When you have the laser assembled and relatively free of leaks, you can begin testing.

A Word About Power Supplies

(11 June, 2006)

Pulse-discharge devices of this sort produce lots of electrical noise, some of which travels back up the wires to the supply. You need to do some serious bypassing, and put some good chokes in the line, not only on the hot side but also on the ground side.

There is also the issue of rectifiers. Let me run some numbers past you, to make this clear.

My transformer is rated 10 mA at 37.5 kV. I am using half-wave rectification, so I can expect to get a maximum of 5 mA out.
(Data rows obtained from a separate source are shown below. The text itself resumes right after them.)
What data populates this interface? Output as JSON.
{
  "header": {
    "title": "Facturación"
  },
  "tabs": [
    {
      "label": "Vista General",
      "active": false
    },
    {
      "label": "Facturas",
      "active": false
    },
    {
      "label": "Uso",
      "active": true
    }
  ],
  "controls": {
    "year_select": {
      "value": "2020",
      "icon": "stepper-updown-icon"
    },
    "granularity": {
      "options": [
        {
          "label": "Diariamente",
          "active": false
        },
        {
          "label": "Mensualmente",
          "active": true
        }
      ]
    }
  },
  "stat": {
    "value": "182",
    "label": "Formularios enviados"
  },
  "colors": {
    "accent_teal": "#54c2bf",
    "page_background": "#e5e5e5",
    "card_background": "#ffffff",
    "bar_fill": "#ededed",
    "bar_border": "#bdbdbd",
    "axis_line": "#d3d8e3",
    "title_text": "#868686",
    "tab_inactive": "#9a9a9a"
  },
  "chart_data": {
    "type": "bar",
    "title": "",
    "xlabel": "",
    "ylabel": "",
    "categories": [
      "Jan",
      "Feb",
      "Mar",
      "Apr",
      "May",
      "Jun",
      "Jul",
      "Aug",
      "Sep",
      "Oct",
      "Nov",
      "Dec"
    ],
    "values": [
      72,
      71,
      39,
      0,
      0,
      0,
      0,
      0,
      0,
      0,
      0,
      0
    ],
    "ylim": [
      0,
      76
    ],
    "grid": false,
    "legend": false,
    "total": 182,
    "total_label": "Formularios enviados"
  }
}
HV rectifiers are sufficiently expensive that I would be willing to live with this in any case; but as it happens, one end of the secondary is grounded, so I don’t have much choice.

So: how much voltage-handling capability is enough?

The RMS (average) output of the supply at full input voltage is 37.5 kV. This means that the peak voltage is 37.5 times the square root of 2 (which is about 1.414). Let’s round the result off to 52.5 kV.

Every cycle, however, involves a positive half-cycle and a negative half-cycle, so we must double the Peak Inverse Voltage rating of the rectifier. This brings us to 105 kV.

That, however, provides absolutely no safety factor. One little spike at the wrong time, and you risk destroying your rectifiers. Let’s double it again, to provide nominal safety. Now we are at 210 kV. That seems fairly reasonable, but it actually isn’t really very much. If you are using it to operate a pulsed laser, as I am, you need to put some sort of filter into the output lead, to block the spikes that the laser generates when you fire it.

(Some time later)

I found some 80-kV rectifiers on eBay, and bought three of them, which gives me 240 kV peak inverse rating. With chokes and bypass caps in the output line, this appears to be good enough. I have run the power supply all the way up to its maximum output, roughly 38 kV, and it has behaved perfectly, even powering an 89-nf energy-storage cap connected to a nitrogen laser, which is a strong source of EMP — here’s what it did to our Tektronix 7104 oscilloscope, which was perhaps 2 meters away at the time:

This work is supported by
the Joss Research Institute
19 Main St.
Laurel  MD  20707-4303   USA

Contact Information:

My email address is a@b.com, where a is my first name (just jon, only 3 letters, no “h”), and b is joss.

My phone number is +1 240 604 4495.

Last modified: Mon Sep 23 14:05:27 EDT 2013